Give the records again word for word. Leave every picture out.
------ Data to process ------
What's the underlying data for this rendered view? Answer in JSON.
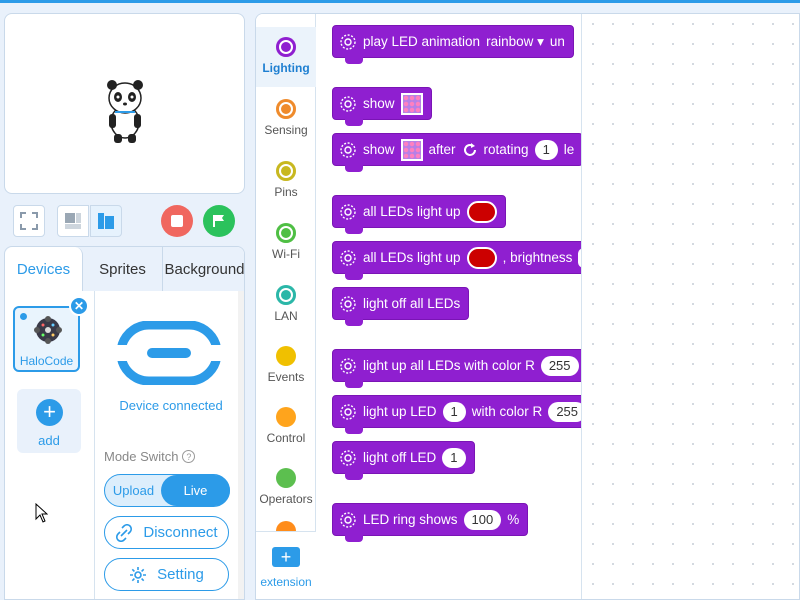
{
  "stage": {
    "controls": {
      "fullscreen_icon": "fullscreen-icon",
      "small_stage_icon": "small-stage-icon",
      "large_stage_icon": "large-stage-icon",
      "stop_color": "#f0675f",
      "go_color": "#2bc25c"
    }
  },
  "device_panel": {
    "tabs": [
      "Devices",
      "Sprites",
      "Background"
    ],
    "active_tab": "Devices",
    "device": {
      "name": "HaloCode",
      "connected": true
    },
    "add_label": "add",
    "status": "Device connected",
    "mode_label": "Mode Switch",
    "mode_options": {
      "upload": "Upload",
      "live": "Live"
    },
    "active_mode": "Live",
    "disconnect_label": "Disconnect",
    "setting_label": "Setting"
  },
  "categories": [
    {
      "label": "Lighting",
      "color": "#8f1fd0",
      "active": true
    },
    {
      "label": "Sensing",
      "color": "#ef8b2c"
    },
    {
      "label": "Pins",
      "color": "#c8b820"
    },
    {
      "label": "Wi-Fi",
      "color": "#4fbf44"
    },
    {
      "label": "LAN",
      "color": "#2bb7a8"
    },
    {
      "label": "Events",
      "color": "#f0c000"
    },
    {
      "label": "Control",
      "color": "#ffa41c"
    },
    {
      "label": "Operators",
      "color": "#5cbf4f"
    }
  ],
  "extension_label": "extension",
  "blocks": {
    "b1": {
      "t1": "play LED animation",
      "dd": "rainbow ▾",
      "t2": "un"
    },
    "b2": {
      "t1": "show"
    },
    "b3": {
      "t1": "show",
      "t2": "after",
      "t3": "rotating",
      "v1": "1",
      "t4": "le"
    },
    "b4": {
      "t1": "all LEDs light up"
    },
    "b5": {
      "t1": "all LEDs light up",
      "t2": ", brightness"
    },
    "b6": {
      "t1": "light off all LEDs"
    },
    "b7": {
      "t1": "light up all LEDs with color R",
      "v1": "255"
    },
    "b8": {
      "t1": "light up LED",
      "v1": "1",
      "t2": "with color R",
      "v2": "255"
    },
    "b9": {
      "t1": "light off LED",
      "v1": "1"
    },
    "b10": {
      "t1": "LED ring shows",
      "v1": "100",
      "t2": "%"
    }
  },
  "colors": {
    "accent": "#2c9be8",
    "block": "#8f1fd0",
    "led_red": "#cc0000"
  }
}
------
■ **Answer space**:
What's the underlying data for this rendered view? Answer in JSON.
{
  "stage": {
    "controls": {
      "fullscreen_icon": "fullscreen-icon",
      "small_stage_icon": "small-stage-icon",
      "large_stage_icon": "large-stage-icon",
      "stop_color": "#f0675f",
      "go_color": "#2bc25c"
    }
  },
  "device_panel": {
    "tabs": [
      "Devices",
      "Sprites",
      "Background"
    ],
    "active_tab": "Devices",
    "device": {
      "name": "HaloCode",
      "connected": true
    },
    "add_label": "add",
    "status": "Device connected",
    "mode_label": "Mode Switch",
    "mode_options": {
      "upload": "Upload",
      "live": "Live"
    },
    "active_mode": "Live",
    "disconnect_label": "Disconnect",
    "setting_label": "Setting"
  },
  "categories": [
    {
      "label": "Lighting",
      "color": "#8f1fd0",
      "active": true
    },
    {
      "label": "Sensing",
      "color": "#ef8b2c"
    },
    {
      "label": "Pins",
      "color": "#c8b820"
    },
    {
      "label": "Wi-Fi",
      "color": "#4fbf44"
    },
    {
      "label": "LAN",
      "color": "#2bb7a8"
    },
    {
      "label": "Events",
      "color": "#f0c000"
    },
    {
      "label": "Control",
      "color": "#ffa41c"
    },
    {
      "label": "Operators",
      "color": "#5cbf4f"
    }
  ],
  "extension_label": "extension",
  "blocks": {
    "b1": {
      "t1": "play LED animation",
      "dd": "rainbow ▾",
      "t2": "un"
    },
    "b2": {
      "t1": "show"
    },
    "b3": {
      "t1": "show",
      "t2": "after",
      "t3": "rotating",
      "v1": "1",
      "t4": "le"
    },
    "b4": {
      "t1": "all LEDs light up"
    },
    "b5": {
      "t1": "all LEDs light up",
      "t2": ", brightness"
    },
    "b6": {
      "t1": "light off all LEDs"
    },
    "b7": {
      "t1": "light up all LEDs with color R",
      "v1": "255"
    },
    "b8": {
      "t1": "light up LED",
      "v1": "1",
      "t2": "with color R",
      "v2": "255"
    },
    "b9": {
      "t1": "light off LED",
      "v1": "1"
    },
    "b10": {
      "t1": "LED ring shows",
      "v1": "100",
      "t2": "%"
    }
  },
  "colors": {
    "accent": "#2c9be8",
    "block": "#8f1fd0",
    "led_red": "#cc0000"
  }
}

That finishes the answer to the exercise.